(Data about app and page elements)

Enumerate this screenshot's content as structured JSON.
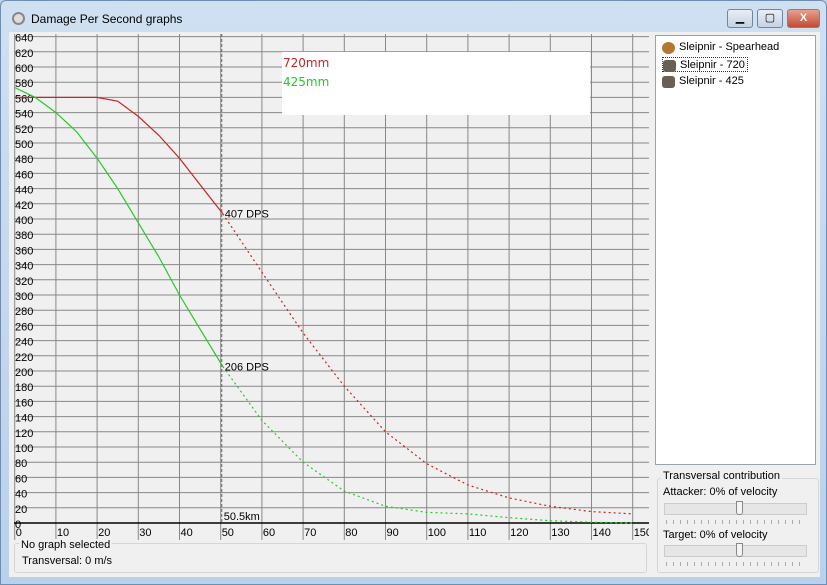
{
  "window": {
    "title": "Damage Per Second graphs",
    "minimize": "▁",
    "maximize": "▢",
    "close": "X"
  },
  "ships": [
    {
      "label": "Sleipnir - Spearhead",
      "icon": "spearhead-icon"
    },
    {
      "label": "Sleipnir - 720",
      "icon": "ship-icon",
      "selected": true
    },
    {
      "label": "Sleipnir - 425",
      "icon": "ship-icon"
    }
  ],
  "status": {
    "selection": "No graph selected",
    "transversal": "Transversal: 0 m/s"
  },
  "transversal": {
    "group_label": "Transversal contribution",
    "attacker_label": "Attacker: 0% of velocity",
    "attacker_value": 0,
    "target_label": "Target: 0% of velocity",
    "target_value": 0
  },
  "chart_data": {
    "type": "line",
    "title": "Damage Per Second graphs",
    "xlabel": "km",
    "ylabel": "DPS",
    "xlim": [
      0,
      150
    ],
    "ylim": [
      0,
      640
    ],
    "x_ticks": [
      0,
      10,
      20,
      30,
      40,
      50,
      60,
      70,
      80,
      90,
      100,
      110,
      120,
      130,
      140,
      150
    ],
    "y_ticks": [
      0,
      20,
      40,
      60,
      80,
      100,
      120,
      140,
      160,
      180,
      200,
      220,
      240,
      260,
      280,
      300,
      320,
      340,
      360,
      380,
      400,
      420,
      440,
      460,
      480,
      500,
      520,
      540,
      560,
      580,
      600,
      620,
      640
    ],
    "cursor": {
      "x": 50.5,
      "label": "50.5km"
    },
    "legend": {
      "placement": "top-center"
    },
    "series": [
      {
        "name": "720mm",
        "color": "#cc2222",
        "cursor_label": "407 DPS",
        "x": [
          0,
          10,
          20,
          25,
          30,
          35,
          40,
          45,
          50.5,
          60,
          70,
          80,
          90,
          100,
          110,
          120,
          130,
          140,
          150
        ],
        "y": [
          560,
          560,
          560,
          555,
          535,
          510,
          480,
          445,
          407,
          330,
          250,
          180,
          120,
          78,
          50,
          33,
          22,
          15,
          12
        ]
      },
      {
        "name": "425mm",
        "color": "#22cc22",
        "cursor_label": "206 DPS",
        "x": [
          0,
          5,
          10,
          15,
          20,
          25,
          30,
          35,
          40,
          45,
          50.5,
          60,
          70,
          80,
          90,
          100,
          110,
          120,
          130,
          140,
          150
        ],
        "y": [
          573,
          560,
          540,
          515,
          480,
          440,
          395,
          350,
          300,
          255,
          206,
          135,
          80,
          42,
          22,
          14,
          12,
          7,
          3,
          1,
          0
        ]
      }
    ]
  }
}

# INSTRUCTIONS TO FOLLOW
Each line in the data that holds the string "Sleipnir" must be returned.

# EXERCISE ANSWER
      "label": "Sleipnir - Spearhead",
      "label": "Sleipnir - 720",
      "label": "Sleipnir - 425",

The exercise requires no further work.